In the woods, on the other side of the Wakeby, on the Canaumet, a Great Pine has been asked for its life to build the Great Mashoon, as dried grasses, twigs, and sticks are piled around its base.
Honor songs and prayers are sent to the soft blowing winds, with tobacco bundles adorned, a sacred fire is lit.
All in Prayer one speaks.
“Oh Great Pine with such height and girth, we have not seen another like you, with your limbs falling of age, and your children at your feet that run so deep. We ask you to give yourself for a great cause, the Great Mashoon, to carry us across the waters. We will take your children and plant them around our sacred circle and stories of you will be told for generations to come. Your skin will be used for our Wetu, in which we use for our sweats. Your blood will be used for medicine and to fasten our feathers to our arrows, and your needles will be used for healing.”
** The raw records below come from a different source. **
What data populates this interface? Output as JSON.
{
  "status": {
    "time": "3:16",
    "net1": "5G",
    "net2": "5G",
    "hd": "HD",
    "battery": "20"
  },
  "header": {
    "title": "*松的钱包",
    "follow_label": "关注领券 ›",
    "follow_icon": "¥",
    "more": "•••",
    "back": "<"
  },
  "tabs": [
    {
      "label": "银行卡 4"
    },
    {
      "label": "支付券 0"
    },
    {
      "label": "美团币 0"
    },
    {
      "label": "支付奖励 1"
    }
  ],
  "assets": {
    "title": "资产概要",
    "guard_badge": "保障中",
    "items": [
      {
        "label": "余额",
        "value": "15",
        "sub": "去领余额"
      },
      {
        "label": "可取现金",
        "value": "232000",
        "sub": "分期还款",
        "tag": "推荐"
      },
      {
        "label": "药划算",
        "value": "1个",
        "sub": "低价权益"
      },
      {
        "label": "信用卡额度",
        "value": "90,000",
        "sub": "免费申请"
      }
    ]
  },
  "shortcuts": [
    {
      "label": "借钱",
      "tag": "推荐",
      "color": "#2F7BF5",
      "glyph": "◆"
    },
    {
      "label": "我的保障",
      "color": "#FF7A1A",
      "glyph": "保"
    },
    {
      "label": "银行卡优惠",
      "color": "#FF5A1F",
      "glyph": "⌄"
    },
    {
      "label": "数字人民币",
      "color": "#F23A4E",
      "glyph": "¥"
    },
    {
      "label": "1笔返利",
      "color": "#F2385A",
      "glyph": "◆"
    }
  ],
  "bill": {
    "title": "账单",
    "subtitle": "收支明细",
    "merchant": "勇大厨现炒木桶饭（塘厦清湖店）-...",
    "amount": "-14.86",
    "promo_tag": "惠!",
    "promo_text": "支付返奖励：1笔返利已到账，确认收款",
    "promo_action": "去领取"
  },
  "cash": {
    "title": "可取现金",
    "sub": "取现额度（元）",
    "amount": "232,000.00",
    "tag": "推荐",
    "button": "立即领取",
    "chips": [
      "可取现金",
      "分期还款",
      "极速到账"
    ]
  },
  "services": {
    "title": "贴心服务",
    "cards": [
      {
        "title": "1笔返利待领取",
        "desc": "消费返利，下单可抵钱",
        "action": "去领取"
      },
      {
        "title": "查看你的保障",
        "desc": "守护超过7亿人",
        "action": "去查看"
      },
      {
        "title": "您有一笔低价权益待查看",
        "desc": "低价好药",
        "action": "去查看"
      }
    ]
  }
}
As the morning seeps its way through the dew, the chipping on the southwest side is of many, some with tears in their eyes of gratitude, some of love, but many have both.
A sharp crack finds its way from the base to the tip of the tree, its voice saying;
“My people I have been waiting for many moons. I have seen many winters and have many stories to tell.
Go to your inner voice and I will share before I rest on the bed of my Mother.
You see I have watched children at play from a distance while the winged ones have nest themselves upon me,
I have seen many births as the chipmunks, squirrels, deer, and others feast upon my cones.
They are carriers, so you see I have younger family through the Canaumet.
My roots run deep, however throughout the years the woodpecker has left me vulnerable in certain places, only to let the termites feast upon me.
I have sent my blood to heal for many sunrises and sets, but the holes are of too many now.
So it’s with great honor I give myself to my people and I will take my people safely across the waters.”
As the voice came to a soft fade and songs at a fever pitch, a thunderous snap split through the ears of all.
And as the Great Pine started to fall it took many limbs of others with it.
Snap-crackle-snap,! as it laid itself down on its mother, a sweet smell of pine travels Southwest, weaving its way through the others.
By Medicine Man-Soaring Eagle Cash